▶ Task details: Filter this data down to the lines that hold "gusta", and copy them.

▶ Provided entries:
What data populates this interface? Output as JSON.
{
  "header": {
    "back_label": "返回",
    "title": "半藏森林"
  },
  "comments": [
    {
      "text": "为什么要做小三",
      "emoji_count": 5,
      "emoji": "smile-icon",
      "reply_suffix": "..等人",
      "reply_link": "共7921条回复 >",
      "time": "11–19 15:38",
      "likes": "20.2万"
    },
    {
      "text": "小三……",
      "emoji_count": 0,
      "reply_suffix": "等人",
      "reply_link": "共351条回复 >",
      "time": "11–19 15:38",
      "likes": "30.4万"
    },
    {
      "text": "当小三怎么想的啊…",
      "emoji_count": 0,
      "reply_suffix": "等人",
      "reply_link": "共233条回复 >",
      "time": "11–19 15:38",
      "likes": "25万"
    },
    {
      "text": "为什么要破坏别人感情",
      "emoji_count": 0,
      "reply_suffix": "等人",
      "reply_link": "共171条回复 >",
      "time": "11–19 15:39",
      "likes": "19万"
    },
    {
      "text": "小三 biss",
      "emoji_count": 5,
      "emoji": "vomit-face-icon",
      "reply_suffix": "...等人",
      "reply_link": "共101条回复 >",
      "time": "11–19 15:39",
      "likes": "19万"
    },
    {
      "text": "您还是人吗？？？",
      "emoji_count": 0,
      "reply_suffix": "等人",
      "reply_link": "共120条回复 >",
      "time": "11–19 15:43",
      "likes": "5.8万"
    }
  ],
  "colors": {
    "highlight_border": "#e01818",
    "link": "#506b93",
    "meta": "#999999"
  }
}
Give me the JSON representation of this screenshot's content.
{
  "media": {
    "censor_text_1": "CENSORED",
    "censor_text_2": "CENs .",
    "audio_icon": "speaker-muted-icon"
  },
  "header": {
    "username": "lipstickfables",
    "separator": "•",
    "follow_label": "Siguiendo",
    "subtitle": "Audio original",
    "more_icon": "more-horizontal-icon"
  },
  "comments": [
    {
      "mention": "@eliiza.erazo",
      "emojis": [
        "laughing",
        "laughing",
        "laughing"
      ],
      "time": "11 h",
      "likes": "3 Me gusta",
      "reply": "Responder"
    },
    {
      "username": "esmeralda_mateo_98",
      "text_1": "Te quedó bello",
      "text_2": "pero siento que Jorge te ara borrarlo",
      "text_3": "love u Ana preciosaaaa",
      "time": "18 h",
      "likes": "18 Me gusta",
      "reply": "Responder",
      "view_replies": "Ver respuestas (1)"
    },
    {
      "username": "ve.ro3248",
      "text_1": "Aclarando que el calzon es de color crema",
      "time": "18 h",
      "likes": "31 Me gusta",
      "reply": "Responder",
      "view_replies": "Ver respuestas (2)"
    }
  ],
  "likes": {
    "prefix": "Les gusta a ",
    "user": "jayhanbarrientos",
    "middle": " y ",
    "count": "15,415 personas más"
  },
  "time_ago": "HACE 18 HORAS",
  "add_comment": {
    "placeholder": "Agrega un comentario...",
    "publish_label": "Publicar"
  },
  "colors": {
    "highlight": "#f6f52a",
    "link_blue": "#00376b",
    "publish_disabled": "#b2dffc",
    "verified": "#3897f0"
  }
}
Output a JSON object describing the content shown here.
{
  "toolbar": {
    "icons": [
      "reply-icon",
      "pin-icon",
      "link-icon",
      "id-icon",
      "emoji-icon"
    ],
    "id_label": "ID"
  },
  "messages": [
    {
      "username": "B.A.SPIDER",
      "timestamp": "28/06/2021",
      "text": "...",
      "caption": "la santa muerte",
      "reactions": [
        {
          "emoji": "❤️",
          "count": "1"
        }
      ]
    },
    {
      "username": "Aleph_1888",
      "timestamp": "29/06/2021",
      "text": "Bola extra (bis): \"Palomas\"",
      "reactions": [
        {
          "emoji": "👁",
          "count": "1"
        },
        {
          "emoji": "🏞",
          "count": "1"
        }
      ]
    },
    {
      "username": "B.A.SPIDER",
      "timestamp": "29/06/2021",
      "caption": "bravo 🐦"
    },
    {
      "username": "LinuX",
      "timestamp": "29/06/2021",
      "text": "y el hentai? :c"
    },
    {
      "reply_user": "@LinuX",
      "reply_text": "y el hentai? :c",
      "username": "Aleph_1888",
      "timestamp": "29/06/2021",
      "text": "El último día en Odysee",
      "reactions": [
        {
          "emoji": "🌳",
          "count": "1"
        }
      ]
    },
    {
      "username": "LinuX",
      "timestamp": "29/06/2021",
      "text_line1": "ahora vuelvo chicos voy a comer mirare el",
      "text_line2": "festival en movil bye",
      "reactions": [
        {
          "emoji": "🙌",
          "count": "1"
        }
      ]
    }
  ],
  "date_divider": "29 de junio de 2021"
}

▶ Solution to the exercise:
      "likes": "3 Me gusta",
      "likes": "18 Me gusta",
      "likes": "31 Me gusta",
    "prefix": "Les gusta a ",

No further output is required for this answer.